Own use exemption as per the Accounting Standard


Own use exemption as per the Accounting Standard

What is meant by own use exemption as per the Accounting Standard?

Contracts that are entered into for the purpose of the receipt or delivery of a non-financial item for the entity’s own use is excluded from the scope of Accounting Standards for financial instruments. However, contracts that an entity designates as measured at fair value through profit or loss are not excluded even when such contracts are meant for own use.

A contract to buy or sell a non-financial item that is settled net in cash or by exchanging another financial instrument is within the scope of the standard relating to financial instruments. For example, where a contract is normally settled by an entity net in cash, even though the terms of the contract are not explicit or where an entity has established a practice of taking delivery with the intention of selling it within a short period so as to generate profit from short term fluctuations in price are not regarded as contracts entered into for the purpose of receipt or delivery of such non-financial item. As such, these contracts are within the scope.

Similarly, a written option to buy or sell a non-financial item that can be settled net in cash or another financial instrument is within the scope; hence, such a contract cannot be entered into for the purpose of the receipt or delivery of a non-financial item.

In other words, if an entity deals with a non-financial item for its own use, then the derivative in the form of say futures or bought options that ultimately results in delivery are outside the scope of financial instruments standards. The implications of this is that such contracts need not be treated as a derivative and the entity need not fair value such contracts on a periodical basis. The accounting standard Ind AS 109, however, permits the entity to designate such contracts as measured at FVTPL provided the same is done at the inception of the contract and is also expected to reduce accounting mismatch. Written option contracts should be treated as derivative and as such, the entity is required to classify it as FVTPL in spite of the fact that such option contracts may result in delivery or receipt of a non-financial item. The logic for such treatment is that the entity has no right of not accepting such delivery or receipt as the entity has only obligation to either deliver or receive the non-financial item.

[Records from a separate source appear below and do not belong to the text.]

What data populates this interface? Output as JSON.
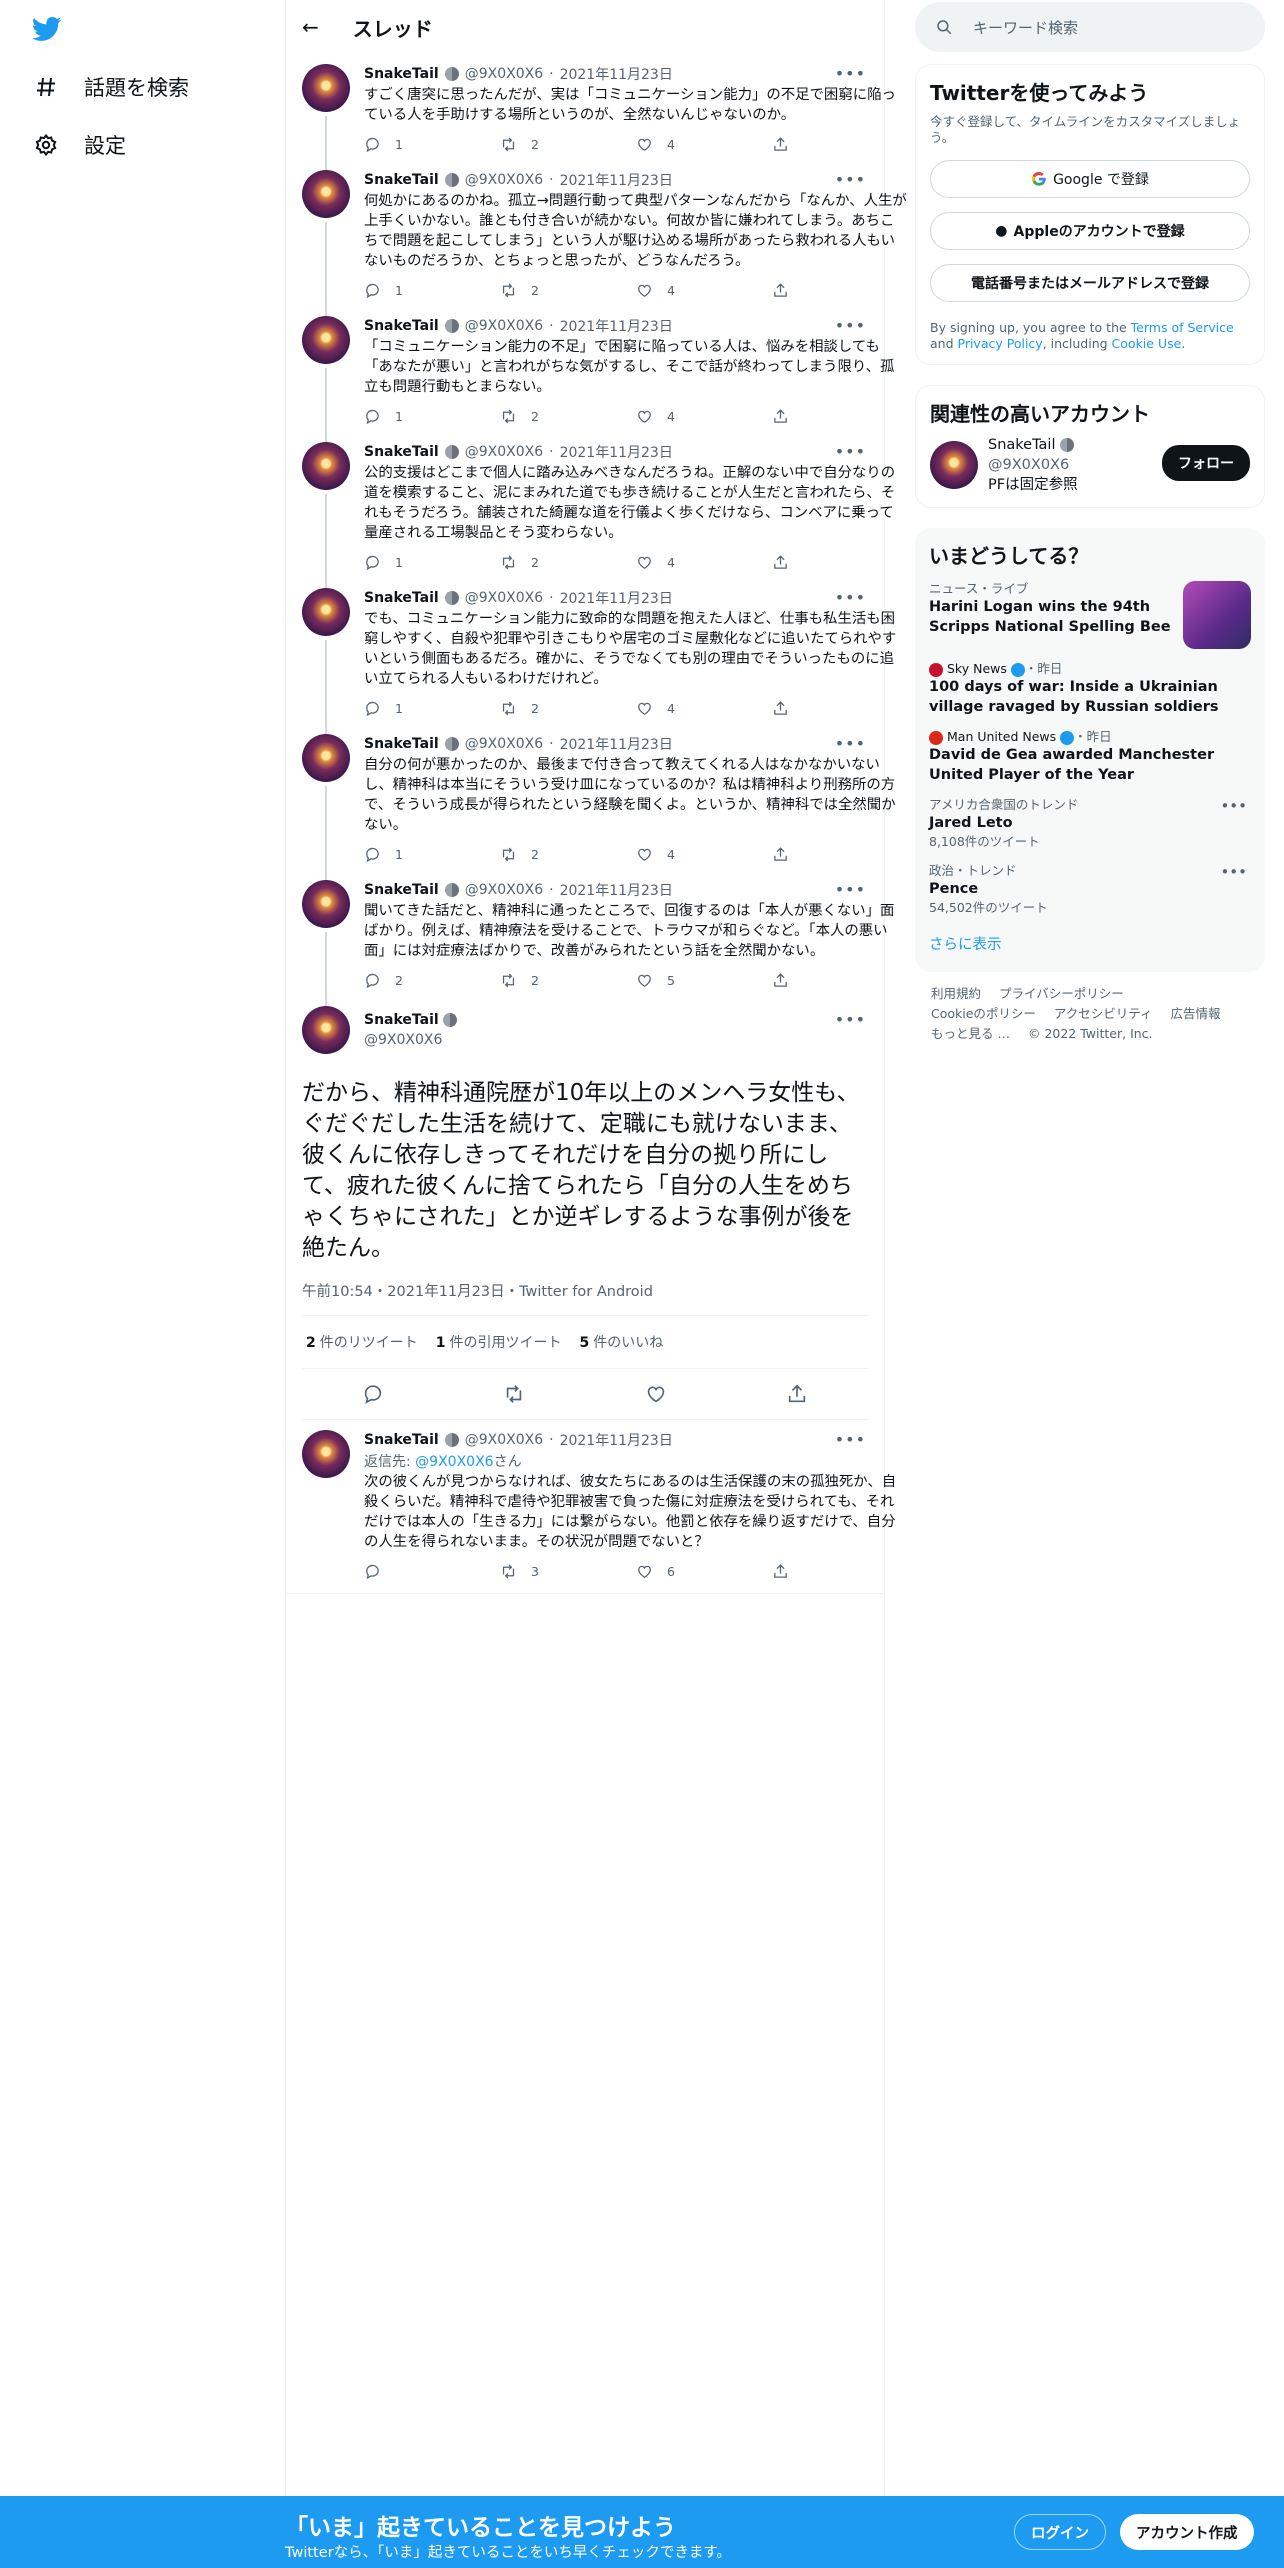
{
  "nav": {
    "explore": "話題を検索",
    "settings": "設定"
  },
  "header": {
    "title": "スレッド"
  },
  "author": {
    "name": "SnakeTail",
    "handle": "@9X0X0X6"
  },
  "tweets": [
    {
      "date": "2021年11月23日",
      "text": "すごく唐突に思ったんだが、実は「コミュニケーション能力」の不足で困窮に陥っている人を手助けする場所というのが、全然ないんじゃないのか。",
      "replies": "1",
      "retweets": "2",
      "likes": "4"
    },
    {
      "date": "2021年11月23日",
      "text": "何処かにあるのかね。孤立→問題行動って典型パターンなんだから「なんか、人生が上手くいかない。誰とも付き合いが続かない。何故か皆に嫌われてしまう。あちこちで問題を起こしてしまう」という人が駆け込める場所があったら救われる人もいないものだろうか、とちょっと思ったが、どうなんだろう。",
      "replies": "1",
      "retweets": "2",
      "likes": "4"
    },
    {
      "date": "2021年11月23日",
      "text": "「コミュニケーション能力の不足」で困窮に陥っている人は、悩みを相談しても「あなたが悪い」と言われがちな気がするし、そこで話が終わってしまう限り、孤立も問題行動もとまらない。",
      "replies": "1",
      "retweets": "2",
      "likes": "4"
    },
    {
      "date": "2021年11月23日",
      "text": "公的支援はどこまで個人に踏み込みべきなんだろうね。正解のない中で自分なりの道を模索すること、泥にまみれた道でも歩き続けることが人生だと言われたら、それもそうだろう。舗装された綺麗な道を行儀よく歩くだけなら、コンベアに乗って量産される工場製品とそう変わらない。",
      "replies": "1",
      "retweets": "2",
      "likes": "4"
    },
    {
      "date": "2021年11月23日",
      "text": "でも、コミュニケーション能力に致命的な問題を抱えた人ほど、仕事も私生活も困窮しやすく、自殺や犯罪や引きこもりや居宅のゴミ屋敷化などに追いたてられやすいという側面もあるだろ。確かに、そうでなくても別の理由でそういったものに追い立てられる人もいるわけだけれど。",
      "replies": "1",
      "retweets": "2",
      "likes": "4"
    },
    {
      "date": "2021年11月23日",
      "text": "自分の何が悪かったのか、最後まで付き合って教えてくれる人はなかなかいないし、精神科は本当にそういう受け皿になっているのか？私は精神科より刑務所の方で、そういう成長が得られたという経験を聞くよ。というか、精神科では全然聞かない。",
      "replies": "1",
      "retweets": "2",
      "likes": "4"
    },
    {
      "date": "2021年11月23日",
      "text": "聞いてきた話だと、精神科に通ったところで、回復するのは「本人が悪くない」面ばかり。例えば、精神療法を受けることで、トラウマが和らぐなど。「本人の悪い面」には対症療法ばかりで、改善がみられたという話を全然聞かない。",
      "replies": "2",
      "retweets": "2",
      "likes": "5"
    }
  ],
  "main_tweet": {
    "text": "だから、精神科通院歴が10年以上のメンヘラ女性も、ぐだぐだした生活を続けて、定職にも就けないまま、彼くんに依存しきってそれだけを自分の拠り所にして、疲れた彼くんに捨てられたら「自分の人生をめちゃくちゃにされた」とか逆ギレするような事例が後を絶たん。",
    "time": "午前10:54・2021年11月23日・Twitter for Android",
    "retweets_n": "2",
    "retweets_l": "件のリツイート",
    "quotes_n": "1",
    "quotes_l": "件の引用ツイート",
    "likes_n": "5",
    "likes_l": "件のいいね"
  },
  "reply_tweet": {
    "date": "2021年11月23日",
    "reply_prefix": "返信先: ",
    "reply_handle": "@9X0X0X6",
    "reply_suffix": "さん",
    "text": "次の彼くんが見つからなければ、彼女たちにあるのは生活保護の末の孤独死か、自殺くらいだ。精神科で虐待や犯罪被害で負った傷に対症療法を受けられても、それだけでは本人の「生きる力」には繋がらない。他罰と依存を繰り返すだけで、自分の人生を得られないまま。その状況が問題でないと？",
    "replies": "",
    "retweets": "3",
    "likes": "6"
  },
  "search": {
    "placeholder": "キーワード検索"
  },
  "signup": {
    "title": "Twitterを使ってみよう",
    "sub": "今すぐ登録して、タイムラインをカスタマイズしましょう。",
    "google": "Google で登録",
    "apple": "Appleのアカウントで登録",
    "phone": "電話番号またはメールアドレスで登録",
    "fine1": "By signing up, you agree to the ",
    "tos": "Terms of Service",
    "and": " and ",
    "privacy": "Privacy Policy",
    "including": ", including ",
    "cookie": "Cookie Use",
    "dot": "."
  },
  "related": {
    "title": "関連性の高いアカウント",
    "name": "SnakeTail",
    "handle": "@9X0X0X6",
    "bio": "PFは固定参照",
    "follow": "フォロー"
  },
  "trends": {
    "title": "いまどうしてる？",
    "items": [
      {
        "cat": "ニュース・ライブ",
        "title": "Harini Logan wins the 94th Scripps National Spelling Bee"
      },
      {
        "source": "Sky News",
        "when": "・昨日",
        "title": "100 days of war: Inside a Ukrainian village ravaged by Russian soldiers"
      },
      {
        "source": "Man United News",
        "when": "・昨日",
        "title": "David de Gea awarded Manchester United Player of the Year"
      },
      {
        "cat": "アメリカ合衆国のトレンド",
        "title": "Jared Leto",
        "count": "8,108件のツイート"
      },
      {
        "cat": "政治・トレンド",
        "title": "Pence",
        "count": "54,502件のツイート"
      }
    ],
    "show_more": "さらに表示"
  },
  "footer": {
    "links": [
      "利用規約",
      "プライバシーポリシー",
      "Cookieのポリシー",
      "アクセシビリティ",
      "広告情報",
      "もっと見る …",
      "© 2022 Twitter, Inc."
    ]
  },
  "bottom": {
    "title": "「いま」起きていることを見つけよう",
    "sub": "Twitterなら、「いま」起きていることをいち早くチェックできます。",
    "login": "ログイン",
    "signup": "アカウント作成"
  },
  "colors": {
    "accent": "#1d9bf0",
    "text": "#0f1419",
    "muted": "#536471"
  }
}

Ind AS Accounting Standards

Effective Rate of Interest – EIR

What is SPPI test?

Are RBI circulars relevant for ECL computation as per Ind AS 109?

What is a Financial instrument?

Is there a choice to designate as FVTPL?

What are treasury shares and how are these presented

Contract to deal in non-financial item

Can a corporate entity still follow settlement date accounting?

What does Interest represent?

Gains and losses on assets measured at FVOCI

Separately accounting for an embedded derivative

Derecognition of a financial asset

Foreign currency risk in a firm commitment as a fair value hedge

Treatment of transaction costs

Derecognise financial assets/financial liabilities retrospectively

Modification of contractual cash flows

Difference between amortised cost & held-to-maturity

Accounting treatment for FVOCI Instruments

What is the concept of effective interest method?

What is a hybrid contract?

First-time adoption while classifying a financial instrument

SPPI test & business model objective test

Current standards for financial instruments as per AS?

Effective interest Rate

Contract is settled through the entity’s own equity instrument

Financial asset categorised as FVOCI

What is an embedded derivative?

Impairment model for different categories of financial assets

Ind ASs relating to financial instruments

FVOCI (equity instruments) and FVOCI (debt instruments)

Classification of derivative instruments

Contract meant for own use

Reclassification of a financial asset

Debt instrument measured at FVOCI

Change in contractual cash flows

Loss allowance as per Ind AS 109

Ind AS for financial instruments replica of IFRS?

Contractual cash flows & effective interest rate

Long-term financial liability classified as FVTPL

Credit adjusted effective interest rate

Effective rate of interest during the first-time adoption

Consequence of not de-recognising an asset after the sale

Designation of contracts deal a non-financial item on first time adoption

Recognition of financial instruments on first-time adoption

Gains and losses on a financial instrument

Gains and losses from liabilities designated as FVTPL

Measurement categories for financial assets

Difference between time value of money and modified time value of money